Tips for Starting Plants From Seeds Indoors

Want to start your own garden from seeds? Think growing your own from seeds will help you save time and money? Perhaps you think starting seeds plants from seeds indoors will help you have a better understanding of the food you’re growing? Those are all great reasons to start seed indoors. Want to give it a try? Read these tips first to ensure a successful seed starting season.

Get A Seed-Starting Calendar

Back in the old days, we gardeners had to make a calendar to note when we started seeds indoors. Today there are probably gardening apps that will help you keep track of days, but nothing beats seeing plant names scribbled across calendar dates to help you visualize your garden. To help you start your seeds indoors, many companies publish indoor seed starting calendars and seed starting charts. Check out the calendars offered by Johnny’s Seeds, Organic Gardening and the Old Farmer’s Almanac to get started.

All the seed-starting calendars and charts work pretty much the same way, but try a few and see if one works best for you.

The most important thing to take away is that you want to start your seeds at just the right time. Don’t start your seeds too early—especially your tomatoes—because they may become elongated and weaken before you can plant them outdoors. You’re aiming to plant your seedlings out by the last frost date in your area. Don’t know when last frost date is? The best way to find out is to contact your county extension office and get the last frost date for your zone.

Temperature for Starting Plants from Seeds Indoors

You can get really nerdy with thinking about, plotting and managing the temperature of your seedlings for optimal growth. However, knowing that most seeds grow fine at 65-70 degrees F will be enough for most gardeners. Much lower than that and the seeds may rot rather than germinate. Higher and the seedlings grow too fast and become leggy and won’t be fit for the garden.

Lights for Starting Seeds Indoors

Unless you are blessed with a greenhouse, floor-to-ceiling windows, uninterrupted southern exposure and no cloud cover over winter, you’re going to need to supply lights for your seed started indoors. Most seedlings will require 14-16 hours of daylight to produce strong stems and leaves and ultimately healthy adult plants. You can provide the necessary light requirement by buying grow lights for your seedlings, or Googling for instructions on how to make your own lighting system for starting plants from seeds indoors.

Hardening Off Seeds Started Indoors

Gardeners new to starting plants from seeds indoors make hardening off seedlings way more difficult than it really is. Basically what you’re doing when you are hardening off is preparing your seedlings for life outside. This could be done by running a small fan over your seedlings to mimic the strong breezes outdoors. Or you could brush your hand over the tops of your seedlings to strengthen them.

Don’t just toss your seedling outside the first sunny day of the year. Get them acclimated to the outdoors by setting them out in the partial sun for an hour in the spring. The next day increase their time outdoors by an hour. Do the same on the third day, and so on. By the end of the week your seedlings should have spent a whole day’s worth of time outside.
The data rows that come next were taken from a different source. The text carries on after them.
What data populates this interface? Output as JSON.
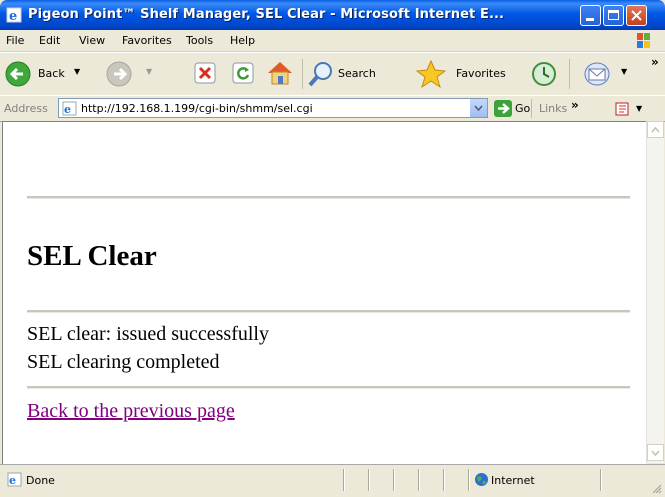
{
  "window": {
    "title": "Pigeon Point™ Shelf Manager, SEL Clear - Microsoft Internet E...",
    "accent": "#0055E5"
  },
  "menu": [
    "File",
    "Edit",
    "View",
    "Favorites",
    "Tools",
    "Help"
  ],
  "toolbar": {
    "back_label": "Back",
    "search_label": "Search",
    "favorites_label": "Favorites"
  },
  "address": {
    "label": "Address",
    "url": "http://192.168.1.199/cgi-bin/shmm/sel.cgi",
    "go_label": "Go",
    "links_label": "Links"
  },
  "page": {
    "heading": "SEL Clear",
    "messages": [
      "SEL clear: issued successfully",
      "SEL clearing completed"
    ],
    "back_link": "Back to the previous page",
    "link_color": "#800080"
  },
  "status": {
    "text": "Done",
    "zone": "Internet"
  }
}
Keep an eye on your seedlings outdoors and make sure they don’t get too hot or too cold while hardening off to life outdoors.

Starting plants from seeds indoors can be really rewarding. Not only can you save money by starting your own plants from seeds, but you can rest assured that you know what went into making your plant from start to finish because you were there the whole time.

Start with a plan and make yourself a seed starting-calendar or chart and plot out when you should start your seeds indoors. The best seed companies will print all the info you need on the back of their seed packets. Know your last frost date to ensure you are not planting your seeds too early. Give your seedlings good lighting and ideal temps, and before you know it, you’ll be hardening off your army of seedlings in the spring and preparing them for planting outdoors.